As with any undesirable behaviour, we will have far more success if we think about what we would like our dog to be doing instead of what we don’t want. What does your ideal Christmas dog look like?

For overexcited dogs, your ideal may be them snoozing happily on a mat whilst people chat. So let’s think about teaching a settle on a mat before Christmas arrives so that they know the behaviour well before the environment becomes more distracting.

Guide your dog onto the blanket and feed down on the fabric of the bed. You can ask for a ‘sit’ and then stay quiet. Reward on the bed for them staying there, and then start rewarding for calm behaviours that you might see. These could be:

  • Lying down.
  • Lolling onto one hip.
  • A yawn or a sigh.
  • Resting their chin on the bed.
  • Closing their eyes.

As you practice this and your dog regularly offers calm behaviours, start to draw out the distance between your rewards. You can also give them a kong or chew (something that requires licking – no exciting puzzle games) and only let them eat it on this mat. Imagine how pleased you will be when you look down at your dog to reward and find they have fallen asleep – true calmness!
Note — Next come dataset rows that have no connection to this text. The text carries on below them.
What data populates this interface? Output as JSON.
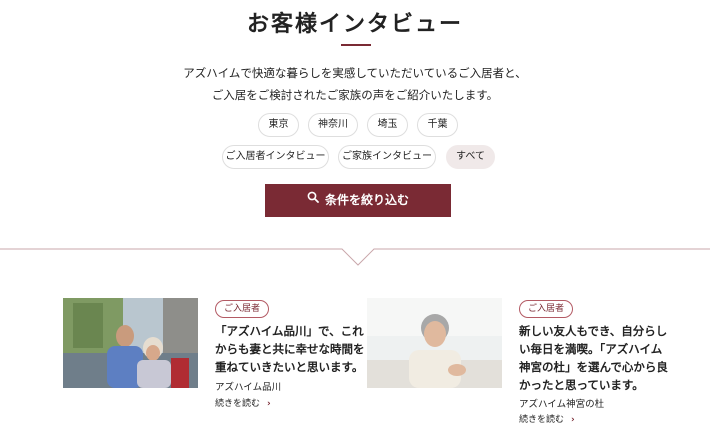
{
  "page": {
    "title": "お客様インタビュー",
    "intro_line1": "アズハイムで快適な暮らしを実感していただいているご入居者と、",
    "intro_line2": "ご入居をご検討されたご家族の声をご紹介いたします。"
  },
  "filters": {
    "regions": [
      "東京",
      "神奈川",
      "埼玉",
      "千葉"
    ],
    "types": [
      "ご入居者インタビュー",
      "ご家族インタビュー",
      "すべて"
    ],
    "active_type": "すべて",
    "submit_label": "条件を絞り込む",
    "submit_icon": "search-icon"
  },
  "cards": [
    {
      "badge": "ご入居者",
      "title_lines": [
        "「アズハイム品川」で、これ",
        "からも妻と共に幸せな時間を",
        "重ねていきたいと思います。"
      ],
      "place": "アズハイム品川",
      "more": "続きを読む",
      "image": "elderly-couple-photo"
    },
    {
      "badge": "ご入居者",
      "title_lines": [
        "新しい友人もでき、自分らし",
        "い毎日を満喫。「アズハイム",
        "神宮の杜」を選んで心から良",
        "かったと思っています。"
      ],
      "place": "アズハイム神宮の杜",
      "more": "続きを読む",
      "image": "elderly-woman-photo"
    }
  ],
  "colors": {
    "accent": "#7a2a34",
    "chip_active_bg": "#f0e9e9",
    "chip_border": "#dedede"
  }
}
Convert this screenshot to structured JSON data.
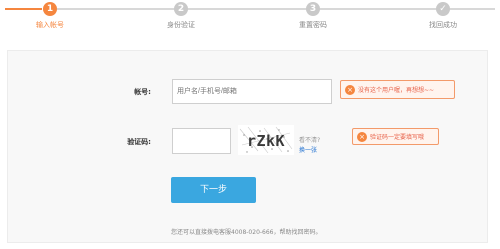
{
  "steps": [
    {
      "number": "1",
      "label": "输入帐号",
      "state": "active"
    },
    {
      "number": "2",
      "label": "身份验证",
      "state": "inactive"
    },
    {
      "number": "3",
      "label": "重置密码",
      "state": "inactive"
    },
    {
      "number": "✓",
      "label": "找回成功",
      "state": "inactive"
    }
  ],
  "form": {
    "account_label": "帐号:",
    "account_placeholder": "用户名/手机号/邮箱",
    "account_error": "没有这个用户喔，再想想~~",
    "captcha_label": "验证码:",
    "captcha_value": "",
    "captcha_text": "rZkK",
    "captcha_hint": "看不清?",
    "captcha_refresh": "换一张",
    "captcha_error": "验证码一定要填写哦",
    "next_button": "下一步"
  },
  "footer": {
    "text": "您还可以直接拨电客服4008-020-666，帮助找回密码。"
  },
  "colors": {
    "accent": "#f5863f",
    "button": "#3aa7e0",
    "error_text": "#e8624a",
    "link": "#1e6fd0"
  }
}
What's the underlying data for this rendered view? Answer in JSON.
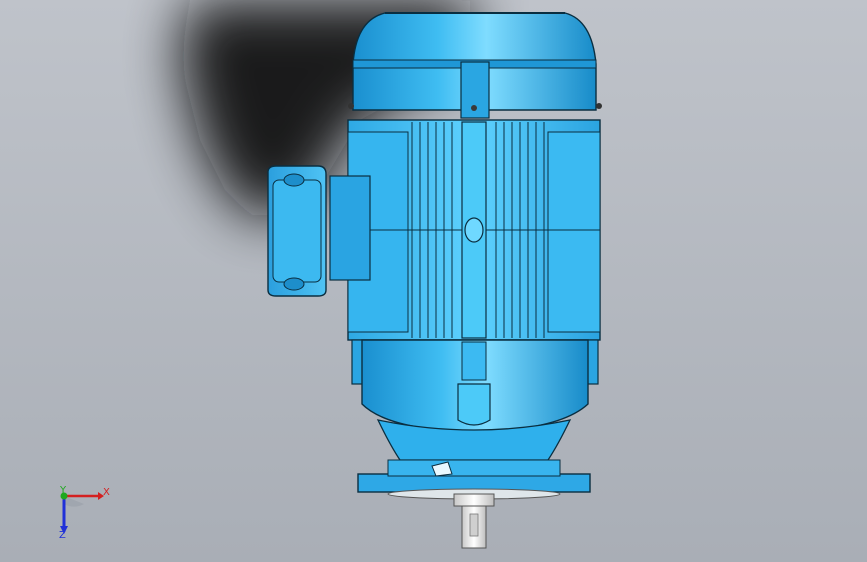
{
  "viewport": {
    "background_top": "#bfc3ca",
    "background_bottom": "#a9aeb6"
  },
  "model": {
    "name": "motor",
    "body_color": "#29a8e6",
    "highlight_color": "#6fd8ff",
    "edge_color": "#0a2e40",
    "shaft_color": "#e6e6e6"
  },
  "triad": {
    "x_label": "X",
    "y_label": "Y",
    "z_label": "Z",
    "x_color": "#d42020",
    "y_color": "#1fa81f",
    "z_color": "#2030d8"
  }
}
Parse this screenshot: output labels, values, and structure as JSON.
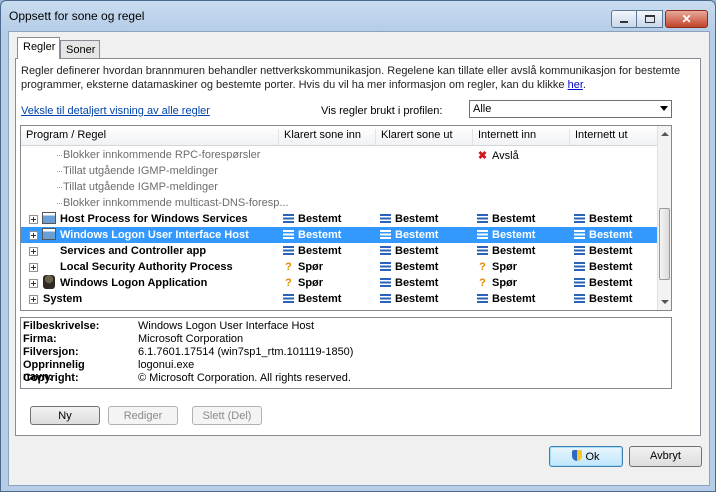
{
  "window": {
    "title": "Oppsett for sone og regel"
  },
  "tabs": [
    {
      "label": "Regler"
    },
    {
      "label": "Soner"
    }
  ],
  "description": {
    "text": "Regler definerer hvordan brannmuren behandler nettverkskommunikasjon. Regelene kan tillate eller avslå kommunikasjon for bestemte programmer, eksterne datamaskiner og bestemte porter. Hvis du vil ha mer informasjon om regler, kan du klikke ",
    "link": "her",
    "after": "."
  },
  "detail_link": "Veksle til detaljert visning av alle regler",
  "profile": {
    "label": "Vis regler brukt i profilen:",
    "value": "Alle"
  },
  "columns": [
    "Program / Regel",
    "Klarert sone inn",
    "Klarert sone ut",
    "Internett inn",
    "Internett ut"
  ],
  "rows": [
    {
      "name": "Blokker innkommende RPC-forespørsler",
      "cells": [
        "",
        "",
        "Avslå",
        ""
      ]
    },
    {
      "name": "Tillat utgående IGMP-meldinger",
      "cells": [
        "",
        "",
        "",
        ""
      ]
    },
    {
      "name": "Tillat utgående IGMP-meldinger",
      "cells": [
        "",
        "",
        "",
        ""
      ]
    },
    {
      "name": "Blokker innkommende multicast-DNS-foresp...",
      "cells": [
        "",
        "",
        "",
        ""
      ]
    },
    {
      "name": "Host Process for Windows Services",
      "cells": [
        "Bestemt",
        "Bestemt",
        "Bestemt",
        "Bestemt"
      ]
    },
    {
      "name": "Windows Logon User Interface Host",
      "cells": [
        "Bestemt",
        "Bestemt",
        "Bestemt",
        "Bestemt"
      ]
    },
    {
      "name": "Services and Controller app",
      "cells": [
        "Bestemt",
        "Bestemt",
        "Bestemt",
        "Bestemt"
      ]
    },
    {
      "name": "Local Security Authority Process",
      "cells": [
        "Spør",
        "Bestemt",
        "Spør",
        "Bestemt"
      ]
    },
    {
      "name": "Windows Logon Application",
      "cells": [
        "Spør",
        "Bestemt",
        "Spør",
        "Bestemt"
      ]
    },
    {
      "name": "System",
      "cells": [
        "Bestemt",
        "Bestemt",
        "Bestemt",
        "Bestemt"
      ]
    }
  ],
  "details": [
    {
      "label": "Filbeskrivelse:",
      "value": "Windows Logon User Interface Host"
    },
    {
      "label": "Firma:",
      "value": "Microsoft Corporation"
    },
    {
      "label": "Filversjon:",
      "value": "6.1.7601.17514 (win7sp1_rtm.101119-1850)"
    },
    {
      "label": "Opprinnelig navn:",
      "value": "logonui.exe"
    },
    {
      "label": "Copyright:",
      "value": "© Microsoft Corporation. All rights reserved."
    }
  ],
  "buttons": {
    "new": "Ny",
    "edit": "Rediger",
    "delete": "Slett (Del)",
    "ok": "Ok",
    "cancel": "Avbryt"
  }
}
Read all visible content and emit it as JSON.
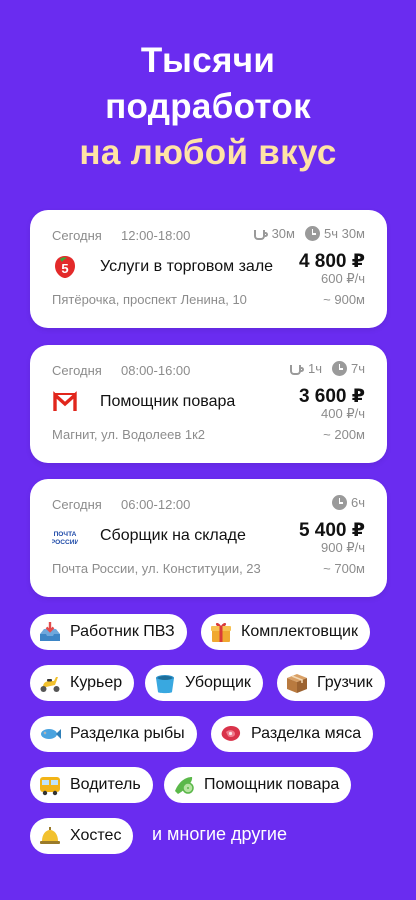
{
  "headline": {
    "line1": "Тысячи",
    "line2": "подработок",
    "line3": "на любой вкус"
  },
  "colors": {
    "background": "#6a2cf0",
    "accent_headline": "#ffe3a6",
    "card": "#ffffff",
    "muted_text": "#8c8c8c"
  },
  "jobs": [
    {
      "date": "Сегодня",
      "time": "12:00-18:00",
      "break": "30м",
      "duration": "5ч 30м",
      "title": "Услуги в торговом зале",
      "price": "4 800 ₽",
      "rate": "600 ₽/ч",
      "address": "Пятёрочка, проспект Ленина, 10",
      "distance": "~ 900м",
      "logo": "pyaterochka-logo"
    },
    {
      "date": "Сегодня",
      "time": "08:00-16:00",
      "break": "1ч",
      "duration": "7ч",
      "title": "Помощник повара",
      "price": "3 600 ₽",
      "rate": "400 ₽/ч",
      "address": "Магнит, ул. Водолеев 1к2",
      "distance": "~ 200м",
      "logo": "magnit-logo"
    },
    {
      "date": "Сегодня",
      "time": "06:00-12:00",
      "duration": "6ч",
      "title": "Сборщик на складе",
      "price": "5 400 ₽",
      "rate": "900 ₽/ч",
      "address": "Почта России, ул. Конституции, 23",
      "distance": "~ 700м",
      "logo": "pochta-rossii-logo",
      "logo_text": "ПОЧТА РОССИИ"
    }
  ],
  "categories": [
    {
      "label": "Работник ПВЗ",
      "icon": "inbox-tray-icon"
    },
    {
      "label": "Комплектовщик",
      "icon": "gift-box-icon"
    },
    {
      "label": "Курьер",
      "icon": "scooter-icon"
    },
    {
      "label": "Уборщик",
      "icon": "bucket-icon"
    },
    {
      "label": "Грузчик",
      "icon": "package-icon"
    },
    {
      "label": "Разделка рыбы",
      "icon": "fish-icon"
    },
    {
      "label": "Разделка мяса",
      "icon": "meat-icon"
    },
    {
      "label": "Водитель",
      "icon": "bus-icon"
    },
    {
      "label": "Помощник повара",
      "icon": "cucumber-icon"
    },
    {
      "label": "Хостес",
      "icon": "bellhop-bell-icon"
    }
  ],
  "tail_text": "и многие другие"
}
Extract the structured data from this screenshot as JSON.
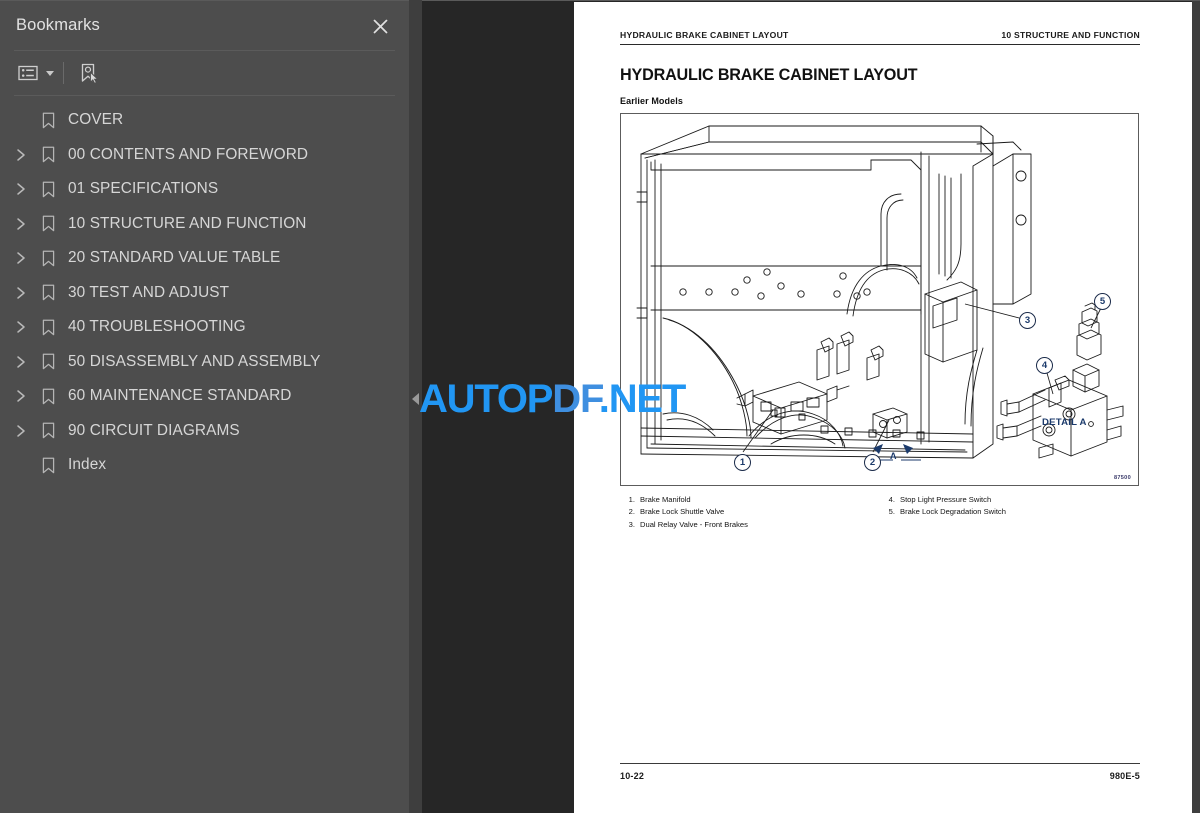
{
  "panel": {
    "title": "Bookmarks",
    "close_icon": "close-icon",
    "toolbar": {
      "options_icon": "list-options-icon",
      "options_caret_icon": "chevron-down-icon",
      "new_bookmark_icon": "new-bookmark-cursor-icon"
    },
    "items": [
      {
        "label": "COVER",
        "expandable": false
      },
      {
        "label": "00 CONTENTS AND FOREWORD",
        "expandable": true
      },
      {
        "label": "01 SPECIFICATIONS",
        "expandable": true
      },
      {
        "label": "10 STRUCTURE AND FUNCTION",
        "expandable": true
      },
      {
        "label": "20 STANDARD VALUE TABLE",
        "expandable": true
      },
      {
        "label": "30 TEST AND ADJUST",
        "expandable": true
      },
      {
        "label": "40 TROUBLESHOOTING",
        "expandable": true
      },
      {
        "label": "50 DISASSEMBLY AND ASSEMBLY",
        "expandable": true
      },
      {
        "label": "60 MAINTENANCE STANDARD",
        "expandable": true
      },
      {
        "label": "90 CIRCUIT DIAGRAMS",
        "expandable": true
      },
      {
        "label": "Index",
        "expandable": false
      }
    ]
  },
  "viewer": {
    "collapse_handle_icon": "collapse-left-icon"
  },
  "document": {
    "running_head_left": "HYDRAULIC BRAKE CABINET LAYOUT",
    "running_head_right": "10 STRUCTURE AND FUNCTION",
    "heading": "HYDRAULIC BRAKE CABINET LAYOUT",
    "subheading": "Earlier Models",
    "figure_number": "87500",
    "detail_label": "DETAIL A",
    "section_marker": "A",
    "callouts": [
      "1",
      "2",
      "3",
      "4",
      "5"
    ],
    "legend_left": [
      {
        "num": "1.",
        "text": "Brake Manifold"
      },
      {
        "num": "2.",
        "text": "Brake Lock Shuttle Valve"
      },
      {
        "num": "3.",
        "text": "Dual Relay Valve - Front Brakes"
      }
    ],
    "legend_right": [
      {
        "num": "4.",
        "text": "Stop Light Pressure Switch"
      },
      {
        "num": "5.",
        "text": "Brake Lock Degradation Switch"
      }
    ],
    "footer_left": "10-22",
    "footer_right": "980E-5"
  },
  "watermark": {
    "part1": "AUTOP",
    "part2": "DF",
    "part3": ".NET"
  },
  "colors": {
    "panel_bg": "#4d4d4d",
    "viewer_bg": "#262626",
    "page_bg": "#ffffff",
    "watermark_blue": "#2196f3",
    "callout_navy": "#1b3a6b"
  }
}
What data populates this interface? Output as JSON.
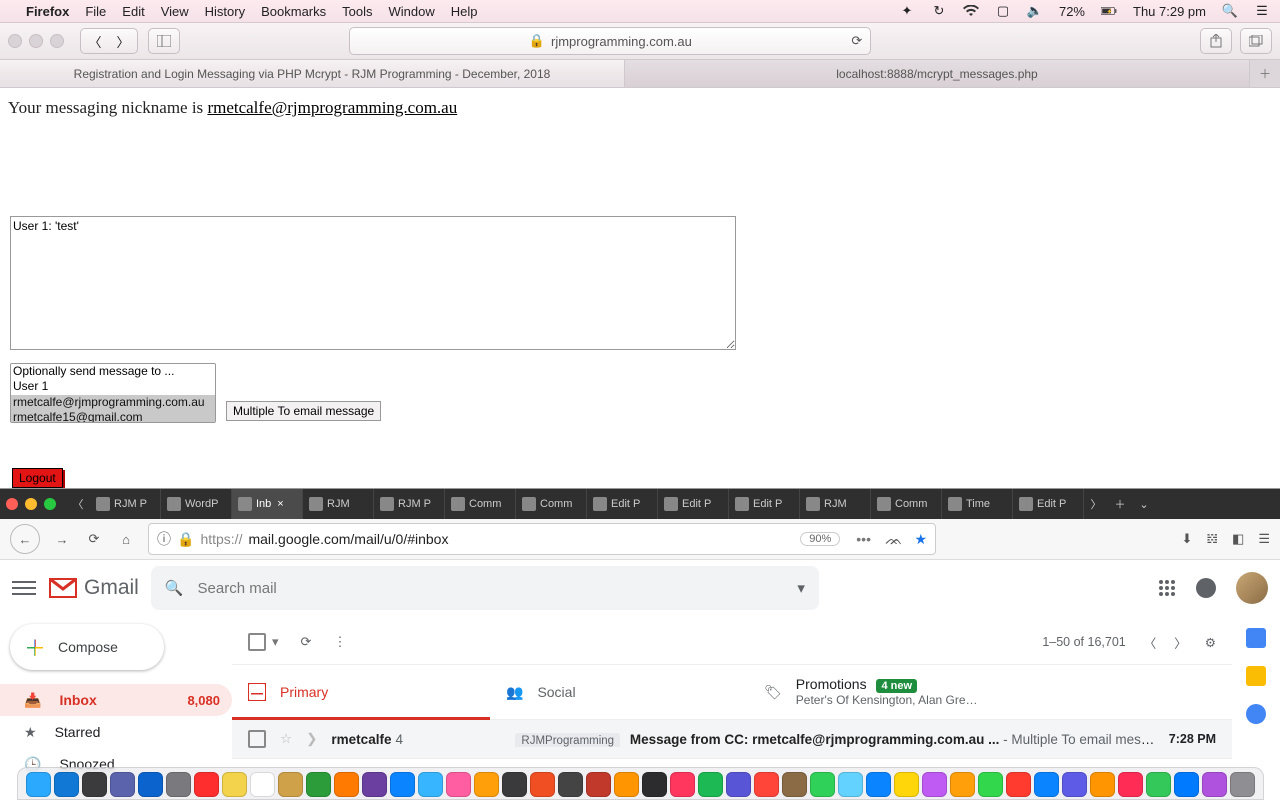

Don’t forget that relaxing (or trying to) in an exciting environment is really hard work. If your dog struggles in this kind of scenario, don’t expect them to do it all day long. Give them regular breaks in a quiet space to let them decompress slightly.